WASHINGTON (Dispatches) -- The U.S. Senate voted Thursday to rein in President Donald Trump from attacking Iran, sharply rebuking his foreign policy despite a week earlier acquitting him in his impeachment trial.
Eight senators of Trump’s Republican Party, which enjoys a majority, bucked their leadership to join Democrats in a resolution that bars any military action against Iran without an explicit vote from Congress.
"The Senate just sent a clear shot across the bow -- a bipartisan majority of senators don’t want the president waging war without congressional approval,” Democratic Senate leader Chuck Schumer said after the vote.
The resolution will head to the Democratic-led House of Representatives, which passed a similar text last month.
But much like an earlier attempt by Congress to end U.S. support for Saudi Arabia’s war on Yemen, Trump is nearly certain to issue a veto, with lawmakers lacking the two-thirds majority to overturn it.
Democratic Senator Tim Kaine introduced the resolution after U.S. assassination of Iran’s top anti-terror commander General Qassem Soleimani, concerned that the United States was rushing into another Middle East war without debate.
Iran responded to the terrorist move, pounding two U.S. military bases in Iraq with a dozen precision-guided missiles which left nearly 109 American troops with serious "traumatic injuries”.
The unprecedented response rattled the U.S., realizing that Iran is not a country to be pushed over easily, even as American leaders tried to play it down.
While warning of dire consequences of an escalating conflict with Iran, Kaine said his main point was to restore the authority of Congress to declare war, as spelled out in the U.S. Constitution.
"An offensive war requires a congressional debate and vote.
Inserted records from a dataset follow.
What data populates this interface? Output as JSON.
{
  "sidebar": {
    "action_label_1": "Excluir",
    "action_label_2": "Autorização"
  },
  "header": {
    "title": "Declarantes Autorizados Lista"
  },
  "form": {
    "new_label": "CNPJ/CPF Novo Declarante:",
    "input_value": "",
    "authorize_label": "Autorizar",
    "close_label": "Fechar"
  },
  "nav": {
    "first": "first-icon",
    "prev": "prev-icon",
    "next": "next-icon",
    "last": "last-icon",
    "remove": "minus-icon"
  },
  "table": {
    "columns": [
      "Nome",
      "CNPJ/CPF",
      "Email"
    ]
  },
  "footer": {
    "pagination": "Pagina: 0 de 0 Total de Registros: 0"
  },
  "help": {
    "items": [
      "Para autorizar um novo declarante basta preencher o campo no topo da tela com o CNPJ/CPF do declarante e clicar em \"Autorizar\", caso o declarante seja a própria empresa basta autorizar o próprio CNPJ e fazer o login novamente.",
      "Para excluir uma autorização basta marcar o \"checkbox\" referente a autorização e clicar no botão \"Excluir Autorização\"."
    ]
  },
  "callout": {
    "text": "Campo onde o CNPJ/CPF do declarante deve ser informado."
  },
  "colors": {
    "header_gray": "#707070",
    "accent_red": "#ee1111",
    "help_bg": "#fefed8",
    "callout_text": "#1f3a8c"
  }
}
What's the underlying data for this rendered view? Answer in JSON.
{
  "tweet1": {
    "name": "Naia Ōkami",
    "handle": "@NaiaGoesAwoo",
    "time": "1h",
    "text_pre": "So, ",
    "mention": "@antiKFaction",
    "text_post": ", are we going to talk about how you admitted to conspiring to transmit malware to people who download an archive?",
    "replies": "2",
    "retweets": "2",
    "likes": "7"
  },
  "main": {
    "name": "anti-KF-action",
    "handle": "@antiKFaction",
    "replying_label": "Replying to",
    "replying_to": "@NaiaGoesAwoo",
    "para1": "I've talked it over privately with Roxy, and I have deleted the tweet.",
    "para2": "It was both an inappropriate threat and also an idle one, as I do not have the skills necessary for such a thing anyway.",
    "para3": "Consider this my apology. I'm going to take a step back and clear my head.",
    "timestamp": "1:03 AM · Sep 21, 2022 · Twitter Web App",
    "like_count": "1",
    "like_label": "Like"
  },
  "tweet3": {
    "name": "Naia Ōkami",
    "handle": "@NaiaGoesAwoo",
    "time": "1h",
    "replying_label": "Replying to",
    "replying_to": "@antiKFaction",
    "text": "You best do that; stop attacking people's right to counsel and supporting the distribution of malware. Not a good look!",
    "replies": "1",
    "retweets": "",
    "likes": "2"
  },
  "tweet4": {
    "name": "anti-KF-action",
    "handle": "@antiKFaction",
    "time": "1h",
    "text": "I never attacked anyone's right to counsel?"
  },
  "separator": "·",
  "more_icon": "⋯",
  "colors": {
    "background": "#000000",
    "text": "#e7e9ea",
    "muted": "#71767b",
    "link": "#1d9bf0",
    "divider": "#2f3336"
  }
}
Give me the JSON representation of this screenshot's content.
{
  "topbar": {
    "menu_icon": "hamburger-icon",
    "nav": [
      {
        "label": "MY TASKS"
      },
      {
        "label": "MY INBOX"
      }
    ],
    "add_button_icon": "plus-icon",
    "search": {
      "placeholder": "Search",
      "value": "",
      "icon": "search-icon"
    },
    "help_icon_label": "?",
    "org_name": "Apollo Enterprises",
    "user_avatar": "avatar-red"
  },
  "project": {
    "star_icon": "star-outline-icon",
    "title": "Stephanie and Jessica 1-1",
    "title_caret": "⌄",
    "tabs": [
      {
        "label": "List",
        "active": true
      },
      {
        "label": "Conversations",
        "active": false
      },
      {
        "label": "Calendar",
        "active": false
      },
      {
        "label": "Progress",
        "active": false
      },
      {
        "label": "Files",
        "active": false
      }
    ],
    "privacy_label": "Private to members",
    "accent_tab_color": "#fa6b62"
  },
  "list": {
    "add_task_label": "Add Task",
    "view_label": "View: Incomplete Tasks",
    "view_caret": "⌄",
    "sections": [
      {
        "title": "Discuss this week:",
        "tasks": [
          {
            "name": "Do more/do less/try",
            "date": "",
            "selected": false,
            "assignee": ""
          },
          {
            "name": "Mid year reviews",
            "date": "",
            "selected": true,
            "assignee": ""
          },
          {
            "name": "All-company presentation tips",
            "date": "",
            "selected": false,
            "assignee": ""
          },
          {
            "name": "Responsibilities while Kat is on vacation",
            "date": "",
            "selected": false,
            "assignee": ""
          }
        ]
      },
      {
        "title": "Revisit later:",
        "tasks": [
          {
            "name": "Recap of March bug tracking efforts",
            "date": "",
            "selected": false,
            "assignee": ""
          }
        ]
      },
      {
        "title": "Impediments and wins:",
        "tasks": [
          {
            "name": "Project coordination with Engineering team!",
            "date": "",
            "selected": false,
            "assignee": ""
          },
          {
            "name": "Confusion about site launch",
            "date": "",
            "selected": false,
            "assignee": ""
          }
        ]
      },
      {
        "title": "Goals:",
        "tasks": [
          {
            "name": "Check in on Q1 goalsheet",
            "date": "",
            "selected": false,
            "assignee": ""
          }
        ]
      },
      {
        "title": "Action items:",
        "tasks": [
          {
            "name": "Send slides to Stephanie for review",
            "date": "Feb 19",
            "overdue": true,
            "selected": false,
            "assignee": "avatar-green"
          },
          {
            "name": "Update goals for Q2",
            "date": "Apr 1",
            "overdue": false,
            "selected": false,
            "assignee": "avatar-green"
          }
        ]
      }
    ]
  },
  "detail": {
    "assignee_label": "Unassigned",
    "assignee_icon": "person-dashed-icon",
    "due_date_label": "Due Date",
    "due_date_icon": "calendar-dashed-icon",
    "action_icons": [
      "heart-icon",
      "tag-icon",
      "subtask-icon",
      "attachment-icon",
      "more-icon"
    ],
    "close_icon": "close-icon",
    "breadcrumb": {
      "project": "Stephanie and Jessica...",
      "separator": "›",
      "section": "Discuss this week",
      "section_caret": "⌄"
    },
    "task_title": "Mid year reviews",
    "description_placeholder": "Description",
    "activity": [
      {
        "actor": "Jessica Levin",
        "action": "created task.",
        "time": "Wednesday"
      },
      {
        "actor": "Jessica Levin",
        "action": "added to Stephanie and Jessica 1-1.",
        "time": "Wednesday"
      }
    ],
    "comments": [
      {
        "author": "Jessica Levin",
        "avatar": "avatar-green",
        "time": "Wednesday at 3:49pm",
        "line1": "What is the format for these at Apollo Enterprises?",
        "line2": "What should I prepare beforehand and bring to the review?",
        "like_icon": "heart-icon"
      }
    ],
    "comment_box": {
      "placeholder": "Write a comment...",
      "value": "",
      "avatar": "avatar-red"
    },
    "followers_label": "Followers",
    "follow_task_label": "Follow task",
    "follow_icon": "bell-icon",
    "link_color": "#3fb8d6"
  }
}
This should not be a controversial proposition,” Kaine said in a speech on the Senate floor.
The resolution makes an exception if the United States is "defending itself from an imminent act.”
Democratic Senator Tammy Duckworth put concerns about Trump more bluntly.
"My 21-month-old toddler has better self-control than this president does,” she told reporters.
Tensions have soared between the
United States and Iran since 2018 when Trump withdrew from a denuclearization accord negotiated by his predecessor Barack Obama and imposed sweeping sanctions aimed at reducing Tehran’s regional clout.
The Senate defeated a motion by Senator Tom Cotton, a vociferous opponent of Iran, to gut the resolution by exempting any military action directed at "designated terrorist organizations.”
Eight Republicans -- all of whom voted to acquit Trump in his impeachment trial -- joined the Democrats.
Senator Susan Collins, a closely watched moderate Republican, said the resolution will show that "no president has the authority to commit our military to a sustained conflict.”
Among other Republicans who voted yes was Mike Lee, who said a classified session by the Trump administration after the assassination of Gen. Soleimani was uninformative and the "worst” military briefing he has ever received.